What is the wave speed of electromagnetic
waves?
c = 3.0 x 108 m/s
This speed is very large, but still finite; it can
take light millions or even billions of years to
traverse astronomical distances

No limit on
wavelengths;
different ranges
have different
names
Note opacity of
atmosphere

## Discovery 3-1: The Wave Nature of

Radiation
Diffraction is purely a wave phenomenon.
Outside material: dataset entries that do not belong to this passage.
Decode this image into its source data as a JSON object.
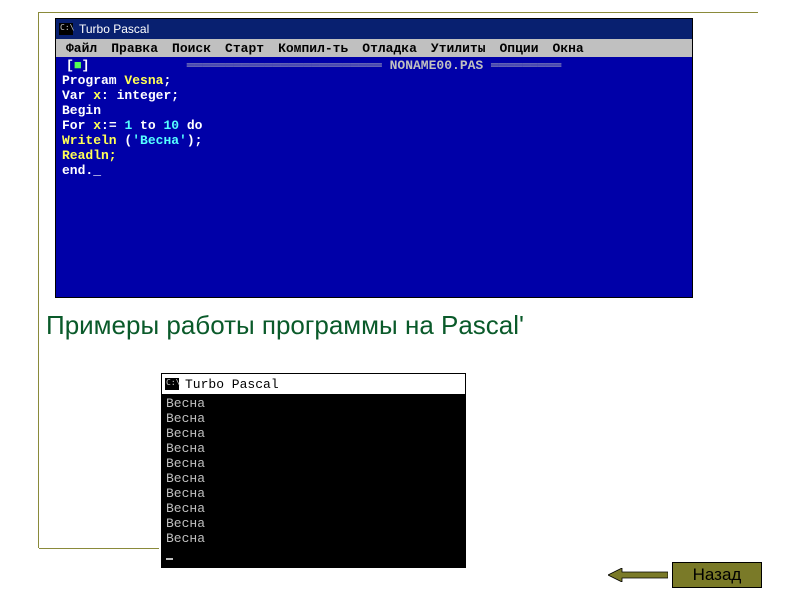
{
  "editor": {
    "title": "Turbo Pascal",
    "menu": [
      "Файл",
      "Правка",
      "Поиск",
      "Старт",
      "Компил-ть",
      "Отладка",
      "Утилиты",
      "Опции",
      "Окна"
    ],
    "filename": "NONAME00.PAS",
    "close_marker_l": "[",
    "close_marker_m": "■",
    "close_marker_r": "]",
    "code": {
      "l1a": "Program ",
      "l1b": "Vesna",
      "l1c": ";",
      "l2a": "Var ",
      "l2b": "x",
      "l2c": ": integer;",
      "l3": "Begin",
      "l4a": "For ",
      "l4b": "x",
      "l4c": ":= ",
      "l4d": "1",
      "l4e": " to ",
      "l4f": "10",
      "l4g": " do",
      "l5a": "Writeln ",
      "l5b": "(",
      "l5c": "'Весна'",
      "l5d": ")",
      "l5e": ";",
      "l6": "Readln;",
      "l7": "end._"
    }
  },
  "heading": "Примеры работы программы на Pascal'",
  "output": {
    "title": "Turbo Pascal",
    "lines": [
      "Весна",
      "Весна",
      "Весна",
      "Весна",
      "Весна",
      "Весна",
      "Весна",
      "Весна",
      "Весна",
      "Весна"
    ]
  },
  "back_label": "Назад"
}
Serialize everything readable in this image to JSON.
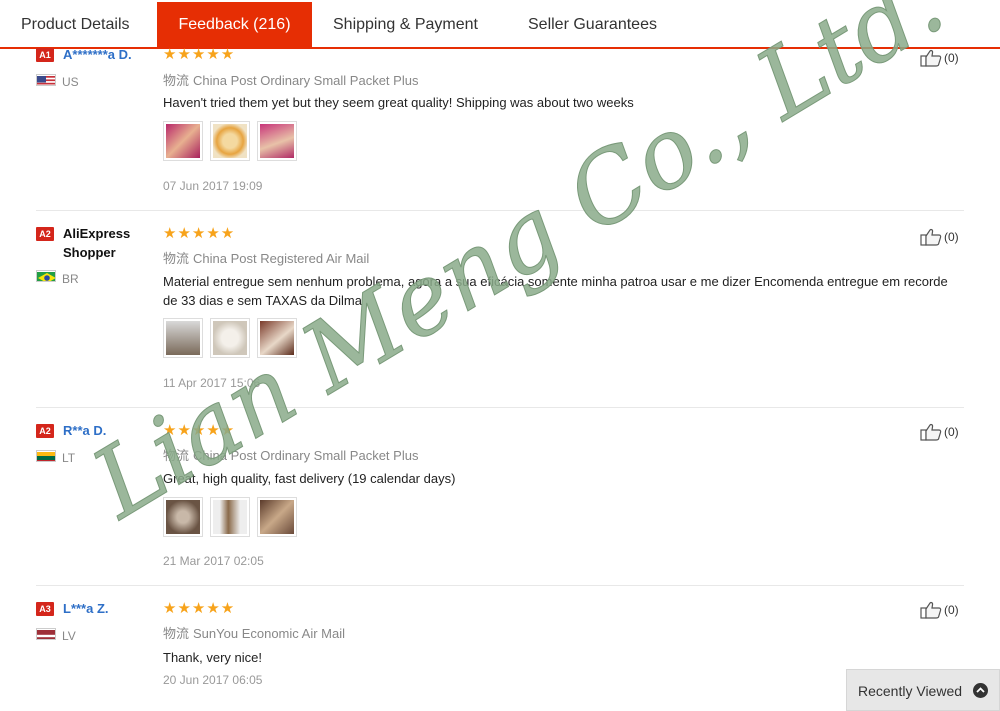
{
  "tabs": [
    {
      "label": "Product Details",
      "active": false
    },
    {
      "label": "Feedback (216)",
      "active": true
    },
    {
      "label": "Shipping & Payment",
      "active": false
    },
    {
      "label": "Seller Guarantees",
      "active": false
    }
  ],
  "accent_color": "#e62e04",
  "star_color": "#f7a31b",
  "reviews": [
    {
      "level": "A1",
      "buyer": "A*******a D.",
      "country": "US",
      "flag_icon": "us-flag-icon",
      "stars": "★★★★★",
      "rating": 5,
      "logistics_prefix": "物流",
      "logistics": "China Post Ordinary Small Packet Plus",
      "comment": "Haven't tried them yet but they seem great quality! Shipping was about two weeks",
      "photos": 3,
      "date": "07 Jun 2017 19:09",
      "likes": "(0)"
    },
    {
      "level": "A2",
      "buyer": "AliExpress Shopper",
      "country": "BR",
      "flag_icon": "br-flag-icon",
      "stars": "★★★★★",
      "rating": 5,
      "logistics_prefix": "物流",
      "logistics": "China Post Registered Air Mail",
      "comment": "Material entregue sem nenhum problema, agora a sua eficácia somente minha patroa usar e me dizer Encomenda entregue em recorde de 33 dias e sem TAXAS da Dilma",
      "photos": 3,
      "date": "11 Apr 2017 15:06",
      "likes": "(0)"
    },
    {
      "level": "A2",
      "buyer": "R**a D.",
      "country": "LT",
      "flag_icon": "lt-flag-icon",
      "stars": "★★★★★",
      "rating": 5,
      "logistics_prefix": "物流",
      "logistics": "China Post Ordinary Small Packet Plus",
      "comment": "Great, high quality, fast delivery (19 calendar days)",
      "photos": 3,
      "date": "21 Mar 2017 02:05",
      "likes": "(0)"
    },
    {
      "level": "A3",
      "buyer": "L***a Z.",
      "country": "LV",
      "flag_icon": "lv-flag-icon",
      "stars": "★★★★★",
      "rating": 5,
      "logistics_prefix": "物流",
      "logistics": "SunYou Economic Air Mail",
      "comment": "Thank, very nice!",
      "photos": 0,
      "date": "20 Jun 2017 06:05",
      "likes": "(0)"
    }
  ],
  "watermark": "Lian Meng Co., Ltd.",
  "recently_viewed": "Recently Viewed"
}
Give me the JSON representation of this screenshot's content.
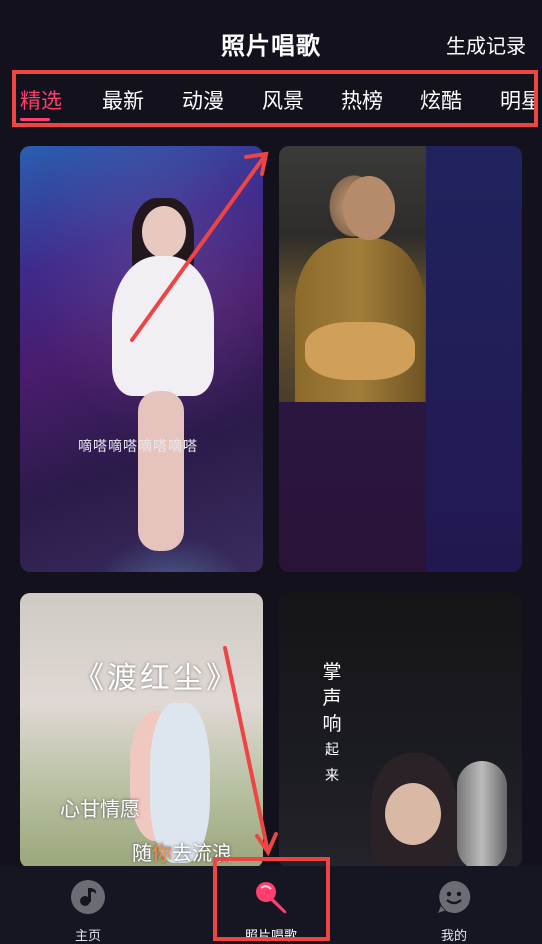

If
light were made of particles, we would see a
spot the size of the hole, with no fuzziness.

## More Precisely 3-1: The Kelvin

Temperature Scale

## All thermal motion

ceases at 0 K
Water freezes at
273 K and boils at
373 K

## 3.4 Thermal Radiation

Blackbody spectrum: Radiation emitted by an
object depending only on its temperature

## More Precisely 3-2: More About the

Radiation Laws
Wiens Law: If we measure T in kelvin
and in cm, we find for the peak
wavelength:
max = 0.29 cm/T
Wiens Law can also be written in terms
of the frequency, but this is the more
familiar form.

## More Precisely 3-2: More About the

Radiation Laws
Similarly, for Stefans Law:

## If F is power per unit area and is measured

in W/m2, and T is measured in kelvin, the
constant = 5.67 x 10-8 W/m2 K4
2011 Pearson Education, Inc.

## 3.5 The Doppler Effect

If one is moving toward a source of radiation, the
wavelengths seem shorter; if moving away, they
seem longer

Depends only
on the relative
motion of
source and
observer

## More Precisely 3-3: Measuring Velocities

with the Doppler Effect
Example: For a speed of 30 km/s, the Doppler
shift is given by

true wavelength
wave speed
30 km/s
=
0.01 percent.
300,000 km/s

## More Precisely 3-3: Measuring Velocities

with the Doppler Effect
This may seem small, but it is easily detectable
with a radar gun!

## 2011 Pearson Education, Inc.

Summary of Chapter 3
Wave: period, wavelength, amplitude
Electromagnetic waves created by
accelerating charges
Visible spectrum is different wavelengths of
light
Entire electromagnetic spectrum:
radio waves, infrared, visible light, ultraviolet,
X-rays, gamma rays
2011 Pearson Education, Inc.

## Summary of Chapter 3 (cont.)

Can tell the temperature of an object by

## measuring its blackbody radiation

Doppler effect can change perceived
frequency of radiation
Doppler effect depends on relative speed of
source and observer